“One must go further, one must go further.” This impulse to go further is an ancient thing in the world. Heraclitus the obscure, who deposited his thoughts in his writings and his writings in the Temple of Diana (for his thoughts had been his armor during his life, and therefore he hung them up in the temple of the goddess), Heraclitus the obscure said, “One cannot pass twice through the same stream.” [Plato’s Cratyllus, § 402.] Heraclitus the obscure had a disciple who did not stop with that, he went further and added, “One cannot do it even once.” [Cf. Tennemann, Geschichte der Philosophie, I, p. 220.] Poor Heraclitus, to have such a disciple! By this amendment the thesis of Heraclitus was so improved that it became an Eleatic thesis which denies movement, and yet that disciple desired only to be a disciple of Heraclitus … and to go further– not back to the position Heraclitus had abandoned.
-Søren Kierkegaard, Fear and Trembling
Featured image is Market Scene, by Aertsen.
The spirit of social science is technocratic. Economics is especially so. Economists seek to understand commerce in terms of its moving parts. Everything recognizably human is stripped away as prejudicing; left behind are algorithms of choice to be studied in terms of how they interact within different systems of rules. And this method has proved quite useful in identifying the strengths and fault lines of such systems.
But they are rarely happy to leave it at that. After failing to find an all encompassing theory of human nature, they relegate what cannot be explained by their methods to a black box. Thus, spirit becomes ranked preferences, the content of which is considered out of the economist’s purview. In as much as this rule is violated, it is because some aspect of human nature has turned out to be tractable to economic mechanics. Thus Robert Frank and the economics of envy—sorry, of status competitions.
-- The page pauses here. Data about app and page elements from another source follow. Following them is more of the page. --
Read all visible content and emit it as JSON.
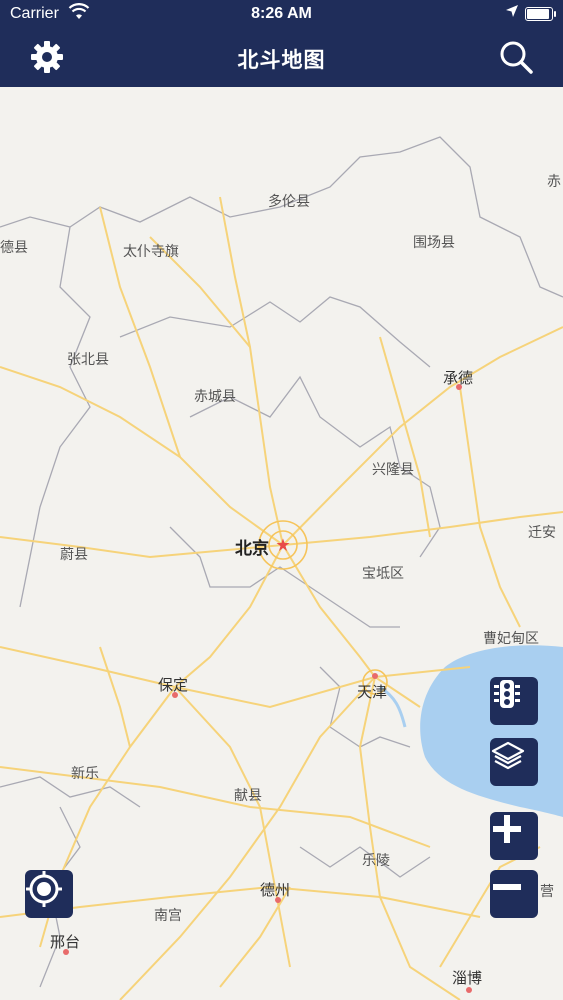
{
  "status_bar": {
    "carrier": "Carrier",
    "time": "8:26 AM"
  },
  "navbar": {
    "title": "北斗地图"
  },
  "map": {
    "labels": {
      "beijing": "北京",
      "tianjin": "天津",
      "baoding": "保定",
      "chengde": "承德",
      "duolun": "多伦县",
      "taipusi": "太仆寺旗",
      "weichang": "围场县",
      "zhangbei": "张北县",
      "chicheng": "赤城县",
      "xinglong": "兴隆县",
      "weixian": "蔚县",
      "baodi": "宝坻区",
      "caofeidian": "曹妃甸区",
      "qianan": "迁安",
      "xinle": "新乐",
      "xianxian": "献县",
      "leling": "乐陵",
      "dezhou": "德州",
      "nangong": "南宫",
      "xingtai": "邢台",
      "zibo": "淄博",
      "edge_dexian": "德县",
      "edge_chi": "赤",
      "edge_ying": "营"
    }
  },
  "controls": {
    "traffic": "traffic-icon",
    "layers": "layers-icon",
    "zoom_in": "plus-icon",
    "zoom_out": "minus-icon",
    "locate": "locate-icon"
  },
  "colors": {
    "nav": "#1f2d5a",
    "sea": "#a9cff0",
    "road": "#f6d37a",
    "city_dot": "#e86b6b"
  }
}
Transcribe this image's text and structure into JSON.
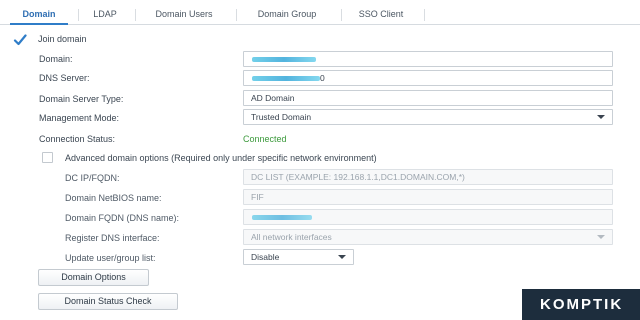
{
  "tabs": [
    {
      "label": "Domain",
      "active": true
    },
    {
      "label": "LDAP",
      "active": false
    },
    {
      "label": "Domain Users",
      "active": false
    },
    {
      "label": "Domain Group",
      "active": false
    },
    {
      "label": "SSO Client",
      "active": false
    }
  ],
  "join_domain": {
    "label": "Join domain",
    "checked": true
  },
  "form": {
    "domain": {
      "label": "Domain:",
      "value_redacted": true
    },
    "dns_server": {
      "label": "DNS Server:",
      "visible_tail": "0"
    },
    "domain_server_type": {
      "label": "Domain Server Type:",
      "value": "AD Domain"
    },
    "management_mode": {
      "label": "Management Mode:",
      "value": "Trusted Domain"
    },
    "connection_status": {
      "label": "Connection Status:",
      "value": "Connected"
    }
  },
  "advanced": {
    "label": "Advanced domain options (Required only under specific network environment)",
    "checked": false,
    "dc_ip": {
      "label": "DC IP/FQDN:",
      "placeholder": "DC LIST (EXAMPLE: 192.168.1.1,DC1.DOMAIN.COM,*)"
    },
    "netbios": {
      "label": "Domain NetBIOS name:",
      "value": "FIF"
    },
    "fqdn": {
      "label": "Domain FQDN (DNS name):",
      "value_redacted": true
    },
    "register_dns": {
      "label": "Register DNS interface:",
      "value": "All network interfaces"
    },
    "update_list": {
      "label": "Update user/group list:",
      "value": "Disable"
    }
  },
  "buttons": {
    "domain_options": "Domain Options",
    "domain_status_check": "Domain Status Check"
  },
  "watermark": "KOMPTIK",
  "colors": {
    "accent": "#2f7dc8",
    "status_ok": "#3c9a3c",
    "redaction": "#34a6d8"
  }
}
Frank echoes Thorstein Veblen here, but Veblen was not nearly so mechanistic—though he suffered from other sins.
As economics continues to move in the direction of Frank and those like him, spirit is increasingly being eliminated entirely, rather than kept in a black box. And so economics has moved from inhuman models to becoming actively dehumanizing.
Albert Hirschman believed that this flight from humanity began with the idea that wild, destructive passions must be offset by interests, with successive generations of philosophers narrowing what counts as a person’s interests. Martin Heidegger believed that the problem began with the classical philosophical tradition as a whole, once it lost the original context in which Plato and Aristotle posed their questions.
In any case, the inhuman models, even before they became aggressive in their dehumanizing, rested on a narrow notion of reason that is severed from spirit. The business world is full of rules, choices made under conditions of scarcity, transaction and exchange—these sorts of things make for a great beginning in describing commerce. But they are a bad place to end.
A complete discussion of commerce needs to speak to its spirit, the spirit of business at some place and time. This spirit varies not only across nations or periods of history, but across industries and companies. See Joseph Heath on the criminality that characterizes specific industries.
Whether or not business can be characterized as exploiting the less fortunate or participating in their flourishing, myopically opportunistic or directed towards the common good, may be more a matter of the spirit of the enterprise than of its formal characteristics.
The great apologists for commerce in 18th century Scotland may have done more for the world by developing an ethos of public virtue through prudent dealings, than they did by midwifing the birth of economics as a discipline.
How unfortunate, then, to live in an age characterized largely by the eradication of what spirit we have—in business, in civil society, in government—without a corresponding drive to foster its replacement.